Below you can see the plans covering the stretch between MacDonald Road and Pilrig Street Junctions. As you can see, there are no protected cycle lanes – although the council has pledged to remove redundant signage, railings and to pave over some unsused vehicle entrances on this stretch.
The design of Pilrig Street junction remains largely unchanged – although south bound cyclists have been provided with another advanced stop line at this junction.
Safety for pedestrians and cyclists could have been improved at this junction if the two stage crossing was removed – with pedestrians allowed to cross all the way accross Pilrig Street, or all the way accross Leith Walk, without having to wait at a traffic island in the middle of the street.

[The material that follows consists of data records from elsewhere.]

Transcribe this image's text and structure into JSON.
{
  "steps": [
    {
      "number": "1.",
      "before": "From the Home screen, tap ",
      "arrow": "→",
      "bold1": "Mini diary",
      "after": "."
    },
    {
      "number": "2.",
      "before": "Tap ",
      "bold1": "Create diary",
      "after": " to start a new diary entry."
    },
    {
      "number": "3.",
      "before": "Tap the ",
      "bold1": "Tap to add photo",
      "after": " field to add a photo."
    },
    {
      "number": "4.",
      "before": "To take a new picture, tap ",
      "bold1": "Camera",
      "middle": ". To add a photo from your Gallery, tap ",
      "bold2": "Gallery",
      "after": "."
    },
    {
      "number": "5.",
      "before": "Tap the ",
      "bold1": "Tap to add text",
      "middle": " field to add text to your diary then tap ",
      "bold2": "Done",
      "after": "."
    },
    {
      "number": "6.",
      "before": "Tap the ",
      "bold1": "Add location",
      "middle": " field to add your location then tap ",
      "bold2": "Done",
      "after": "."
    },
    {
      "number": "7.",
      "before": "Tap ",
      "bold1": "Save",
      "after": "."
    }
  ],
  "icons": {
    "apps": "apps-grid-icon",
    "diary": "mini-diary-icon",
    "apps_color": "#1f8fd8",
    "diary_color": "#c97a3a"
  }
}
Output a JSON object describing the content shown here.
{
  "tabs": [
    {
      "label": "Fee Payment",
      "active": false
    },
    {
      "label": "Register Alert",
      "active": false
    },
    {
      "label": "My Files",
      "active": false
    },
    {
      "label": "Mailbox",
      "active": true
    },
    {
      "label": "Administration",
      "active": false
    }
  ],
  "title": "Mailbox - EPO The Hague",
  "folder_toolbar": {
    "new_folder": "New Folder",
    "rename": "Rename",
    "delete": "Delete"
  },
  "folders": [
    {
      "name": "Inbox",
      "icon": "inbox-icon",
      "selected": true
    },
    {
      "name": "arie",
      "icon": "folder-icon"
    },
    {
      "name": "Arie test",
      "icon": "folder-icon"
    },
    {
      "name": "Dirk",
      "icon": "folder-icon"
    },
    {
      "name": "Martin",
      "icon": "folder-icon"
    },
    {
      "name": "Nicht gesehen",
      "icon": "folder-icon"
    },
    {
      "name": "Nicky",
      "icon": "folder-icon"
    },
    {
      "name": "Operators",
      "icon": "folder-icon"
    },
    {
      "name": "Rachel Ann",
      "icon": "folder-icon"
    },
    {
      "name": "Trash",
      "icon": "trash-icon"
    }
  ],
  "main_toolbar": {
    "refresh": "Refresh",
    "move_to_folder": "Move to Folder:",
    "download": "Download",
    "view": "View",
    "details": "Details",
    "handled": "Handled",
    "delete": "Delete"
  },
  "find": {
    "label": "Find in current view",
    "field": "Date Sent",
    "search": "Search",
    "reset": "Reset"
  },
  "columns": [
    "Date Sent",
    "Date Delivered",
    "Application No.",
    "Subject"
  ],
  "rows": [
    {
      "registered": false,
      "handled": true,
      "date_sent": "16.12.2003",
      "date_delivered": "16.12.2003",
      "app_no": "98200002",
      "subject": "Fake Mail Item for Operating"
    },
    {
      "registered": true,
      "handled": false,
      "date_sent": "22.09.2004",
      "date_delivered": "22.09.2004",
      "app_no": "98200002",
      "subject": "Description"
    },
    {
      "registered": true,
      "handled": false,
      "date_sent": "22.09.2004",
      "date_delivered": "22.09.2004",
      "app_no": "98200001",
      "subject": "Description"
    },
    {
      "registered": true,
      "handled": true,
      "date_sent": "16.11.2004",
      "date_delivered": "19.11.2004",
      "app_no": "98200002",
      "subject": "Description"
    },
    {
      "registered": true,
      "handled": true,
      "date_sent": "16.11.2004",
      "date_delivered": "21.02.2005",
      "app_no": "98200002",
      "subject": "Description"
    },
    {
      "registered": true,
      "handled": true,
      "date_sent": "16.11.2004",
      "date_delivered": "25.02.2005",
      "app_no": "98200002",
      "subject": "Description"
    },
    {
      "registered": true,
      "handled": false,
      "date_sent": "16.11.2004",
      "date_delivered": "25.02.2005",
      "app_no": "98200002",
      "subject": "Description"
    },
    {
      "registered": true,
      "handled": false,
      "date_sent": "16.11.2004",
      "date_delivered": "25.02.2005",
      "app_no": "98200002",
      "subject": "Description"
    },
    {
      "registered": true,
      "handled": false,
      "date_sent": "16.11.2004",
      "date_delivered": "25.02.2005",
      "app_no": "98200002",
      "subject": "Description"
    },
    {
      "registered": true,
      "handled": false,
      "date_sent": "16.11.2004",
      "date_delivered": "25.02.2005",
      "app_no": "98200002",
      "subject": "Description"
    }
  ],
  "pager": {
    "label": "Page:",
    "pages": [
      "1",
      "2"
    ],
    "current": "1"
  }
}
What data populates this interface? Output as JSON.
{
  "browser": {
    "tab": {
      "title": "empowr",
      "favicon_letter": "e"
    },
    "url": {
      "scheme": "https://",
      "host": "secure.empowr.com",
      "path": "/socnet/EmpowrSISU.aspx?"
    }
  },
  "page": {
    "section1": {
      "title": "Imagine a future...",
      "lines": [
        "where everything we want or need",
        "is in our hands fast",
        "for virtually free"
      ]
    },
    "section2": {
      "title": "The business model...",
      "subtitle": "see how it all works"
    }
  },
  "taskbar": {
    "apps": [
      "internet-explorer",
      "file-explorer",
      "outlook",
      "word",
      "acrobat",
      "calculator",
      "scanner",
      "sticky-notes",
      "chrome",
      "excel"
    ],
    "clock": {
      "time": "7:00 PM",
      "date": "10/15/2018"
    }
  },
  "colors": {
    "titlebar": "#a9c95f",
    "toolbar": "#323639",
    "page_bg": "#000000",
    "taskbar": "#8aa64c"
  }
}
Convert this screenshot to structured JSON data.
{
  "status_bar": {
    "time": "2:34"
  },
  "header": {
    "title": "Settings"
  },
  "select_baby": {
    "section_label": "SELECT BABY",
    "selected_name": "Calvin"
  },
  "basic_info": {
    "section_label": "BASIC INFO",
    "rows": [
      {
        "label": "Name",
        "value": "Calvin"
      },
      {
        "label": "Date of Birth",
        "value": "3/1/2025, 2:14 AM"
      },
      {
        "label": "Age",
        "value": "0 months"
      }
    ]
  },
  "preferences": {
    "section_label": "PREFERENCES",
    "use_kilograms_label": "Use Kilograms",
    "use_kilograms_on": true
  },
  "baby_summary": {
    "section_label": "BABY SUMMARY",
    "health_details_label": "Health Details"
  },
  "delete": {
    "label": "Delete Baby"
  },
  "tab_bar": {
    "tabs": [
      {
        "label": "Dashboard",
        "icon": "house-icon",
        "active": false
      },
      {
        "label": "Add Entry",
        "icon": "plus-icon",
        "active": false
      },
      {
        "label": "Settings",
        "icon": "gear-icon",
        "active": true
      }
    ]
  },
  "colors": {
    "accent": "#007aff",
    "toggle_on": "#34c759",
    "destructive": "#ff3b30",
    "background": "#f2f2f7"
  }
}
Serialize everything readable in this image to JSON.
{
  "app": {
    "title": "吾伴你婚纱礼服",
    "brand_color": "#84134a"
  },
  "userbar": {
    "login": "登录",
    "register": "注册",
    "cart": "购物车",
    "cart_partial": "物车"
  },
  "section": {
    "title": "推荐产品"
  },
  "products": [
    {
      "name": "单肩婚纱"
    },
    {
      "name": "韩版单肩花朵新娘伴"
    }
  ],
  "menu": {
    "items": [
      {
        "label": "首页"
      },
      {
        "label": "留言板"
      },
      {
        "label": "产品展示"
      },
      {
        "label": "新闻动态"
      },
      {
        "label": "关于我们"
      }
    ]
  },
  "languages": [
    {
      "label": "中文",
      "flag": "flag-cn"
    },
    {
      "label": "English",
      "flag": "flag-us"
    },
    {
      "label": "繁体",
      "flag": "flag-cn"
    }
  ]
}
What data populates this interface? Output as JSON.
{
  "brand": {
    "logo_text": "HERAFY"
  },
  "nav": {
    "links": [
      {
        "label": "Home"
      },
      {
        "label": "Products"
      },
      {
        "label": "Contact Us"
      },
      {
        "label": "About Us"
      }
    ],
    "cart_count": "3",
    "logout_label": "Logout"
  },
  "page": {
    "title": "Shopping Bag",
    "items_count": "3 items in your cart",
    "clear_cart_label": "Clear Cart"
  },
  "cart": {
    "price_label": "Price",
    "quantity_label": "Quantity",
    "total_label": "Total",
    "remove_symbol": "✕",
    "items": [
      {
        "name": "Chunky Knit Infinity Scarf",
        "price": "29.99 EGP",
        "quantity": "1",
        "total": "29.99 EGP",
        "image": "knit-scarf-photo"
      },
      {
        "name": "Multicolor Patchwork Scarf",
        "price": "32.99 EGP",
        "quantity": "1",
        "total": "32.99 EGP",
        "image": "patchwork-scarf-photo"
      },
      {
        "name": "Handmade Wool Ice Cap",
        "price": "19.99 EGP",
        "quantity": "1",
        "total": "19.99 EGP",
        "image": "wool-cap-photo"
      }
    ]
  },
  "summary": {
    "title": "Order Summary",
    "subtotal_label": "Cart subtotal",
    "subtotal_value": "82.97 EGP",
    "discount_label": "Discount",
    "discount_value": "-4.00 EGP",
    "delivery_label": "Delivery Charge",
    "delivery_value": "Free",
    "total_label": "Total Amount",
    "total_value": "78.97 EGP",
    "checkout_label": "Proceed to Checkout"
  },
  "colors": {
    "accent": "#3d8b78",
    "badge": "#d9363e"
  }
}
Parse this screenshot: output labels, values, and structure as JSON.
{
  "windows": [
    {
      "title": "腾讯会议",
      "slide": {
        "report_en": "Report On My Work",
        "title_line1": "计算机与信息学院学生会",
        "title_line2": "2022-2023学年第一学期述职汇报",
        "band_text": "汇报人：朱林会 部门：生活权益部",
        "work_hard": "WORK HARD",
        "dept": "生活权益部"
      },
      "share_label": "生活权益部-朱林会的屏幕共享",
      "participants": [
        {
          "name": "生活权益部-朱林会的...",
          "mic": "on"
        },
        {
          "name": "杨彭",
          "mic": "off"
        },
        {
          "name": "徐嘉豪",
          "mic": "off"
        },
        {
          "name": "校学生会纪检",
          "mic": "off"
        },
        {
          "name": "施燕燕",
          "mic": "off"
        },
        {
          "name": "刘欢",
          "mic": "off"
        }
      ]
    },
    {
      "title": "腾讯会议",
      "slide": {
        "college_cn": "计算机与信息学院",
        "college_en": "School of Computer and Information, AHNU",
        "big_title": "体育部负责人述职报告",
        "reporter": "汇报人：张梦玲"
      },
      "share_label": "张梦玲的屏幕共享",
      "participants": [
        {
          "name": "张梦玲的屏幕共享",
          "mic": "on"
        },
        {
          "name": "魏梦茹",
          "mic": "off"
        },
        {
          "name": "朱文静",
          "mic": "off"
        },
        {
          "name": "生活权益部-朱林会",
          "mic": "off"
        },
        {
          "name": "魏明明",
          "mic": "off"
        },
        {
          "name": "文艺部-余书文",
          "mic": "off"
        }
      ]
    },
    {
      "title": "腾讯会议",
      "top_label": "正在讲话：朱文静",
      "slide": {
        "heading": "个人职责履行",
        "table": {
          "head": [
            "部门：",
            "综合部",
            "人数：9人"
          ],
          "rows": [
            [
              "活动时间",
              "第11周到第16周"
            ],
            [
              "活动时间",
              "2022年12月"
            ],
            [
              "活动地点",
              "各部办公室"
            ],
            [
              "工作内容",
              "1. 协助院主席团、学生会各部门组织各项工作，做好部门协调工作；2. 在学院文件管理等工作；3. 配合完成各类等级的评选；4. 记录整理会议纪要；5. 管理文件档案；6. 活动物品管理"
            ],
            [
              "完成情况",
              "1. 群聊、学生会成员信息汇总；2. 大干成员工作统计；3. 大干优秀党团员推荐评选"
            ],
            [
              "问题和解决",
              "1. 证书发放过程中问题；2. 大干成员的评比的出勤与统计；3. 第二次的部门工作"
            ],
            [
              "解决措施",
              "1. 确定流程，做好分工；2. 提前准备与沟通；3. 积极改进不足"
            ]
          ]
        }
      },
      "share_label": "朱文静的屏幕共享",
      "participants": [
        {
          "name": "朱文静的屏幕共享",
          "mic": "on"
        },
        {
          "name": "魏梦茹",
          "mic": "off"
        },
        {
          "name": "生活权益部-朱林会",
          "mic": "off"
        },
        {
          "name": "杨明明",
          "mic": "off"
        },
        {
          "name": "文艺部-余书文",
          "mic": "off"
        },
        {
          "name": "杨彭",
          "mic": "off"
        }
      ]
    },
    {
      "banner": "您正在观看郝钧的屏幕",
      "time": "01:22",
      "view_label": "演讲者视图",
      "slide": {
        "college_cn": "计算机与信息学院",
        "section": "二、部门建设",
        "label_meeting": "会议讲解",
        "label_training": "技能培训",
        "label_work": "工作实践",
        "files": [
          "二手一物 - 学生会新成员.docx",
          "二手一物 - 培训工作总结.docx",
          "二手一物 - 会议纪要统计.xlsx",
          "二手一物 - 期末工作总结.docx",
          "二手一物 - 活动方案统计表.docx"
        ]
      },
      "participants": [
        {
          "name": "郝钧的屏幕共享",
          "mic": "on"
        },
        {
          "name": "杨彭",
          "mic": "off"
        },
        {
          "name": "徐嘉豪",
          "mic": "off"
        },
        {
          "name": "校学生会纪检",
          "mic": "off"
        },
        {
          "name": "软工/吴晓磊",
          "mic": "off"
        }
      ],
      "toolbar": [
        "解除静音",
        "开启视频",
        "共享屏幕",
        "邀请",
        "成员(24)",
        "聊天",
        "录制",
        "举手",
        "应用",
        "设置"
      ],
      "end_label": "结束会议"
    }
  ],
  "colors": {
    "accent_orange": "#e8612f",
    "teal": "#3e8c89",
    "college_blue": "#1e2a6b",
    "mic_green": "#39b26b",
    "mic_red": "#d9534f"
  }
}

The only reason we can see for prioritising the current junction design is a perception amongst the design team that the throughput of motorised traffic should be given priority instead of the safe and convenient passage of pedestrians and bikes.
South of Pilrig Street, Leith Walk narrows. To get a protected cycle lane on even one carriageway at this section of Leith Walk would require the council to remove parking from one side of the street. Needless to say, cutting parking spaces, even if it’s only on one side of the street, for a couple of blocks, is something that no council officer in Edinburgh can consider doing ever. Even when there’s public support for it.
Even though the council has decided to prioritise motor vehicle throughput over sustainable transport at the Pilrig Street junction, at the Kirkgate some limited improvements to the pedestrian experience have been granted. The three stage crossing at Leith Walk has been reduced to two stages and the raised traffic humps at the nearby junctions will be repaired.
This said, the new road layout, involving ‘advisory bike lanes’ squeezed amongst the loading bays, extra pavement buildouts, bus stops and multiple lanes of traffic don’t do anything to improve cycle safety around this part of the street.
The design at the Foot of the Walk could be made safer for pedestrians and cyclists if the number of northbound traffic lanes were reduced from three to two – and pedestrians were permitted to cross all sides of this cross roads in one stage. This would also allow the council to reduce the number of traffic islands, cutting street clutter too.
Changes to the Baltic Street and Bernard Street junction are to largely to be welcomed as they will finally see the inexplicably absent pedestrian crossing added across Constitution Street. Significantly, the Assembly Street access is to be closed off – with a new pavement build out added accross the junction.
The council consultation will run until the end of January, so there is no hurry to get your response in.
Needless to say – although the council can claim that conditions will have improved for cyclists and pedestrians if this draft design is implemented, and there is some evidence that an attempt will be made to cut street clutter on the street, the plans will not go far enough for many.
For example, even though the council has pledged to move domestic communal bins to a position on the street no mention is made in the consultation on tackling the far worse problem of commercial waste bins on Leith Walk.
And – where’s the clock gone from the London Road round-about?
We’ll be putting together a detailed response to the consultation of our own in due course – as well as some FOI requests.
However, there is also a public meeting on the proposals planned for the 3rd of December in the Nelson Hall, where you can make your views known.
We’d also be keen to hear from any other people or organisations that may be submitting a response to this consultation – as we’d like to publish our own round-up of local residents views at a later date.
You can find the carefully worded online consultation here.
This post was updated on on the 28th of November.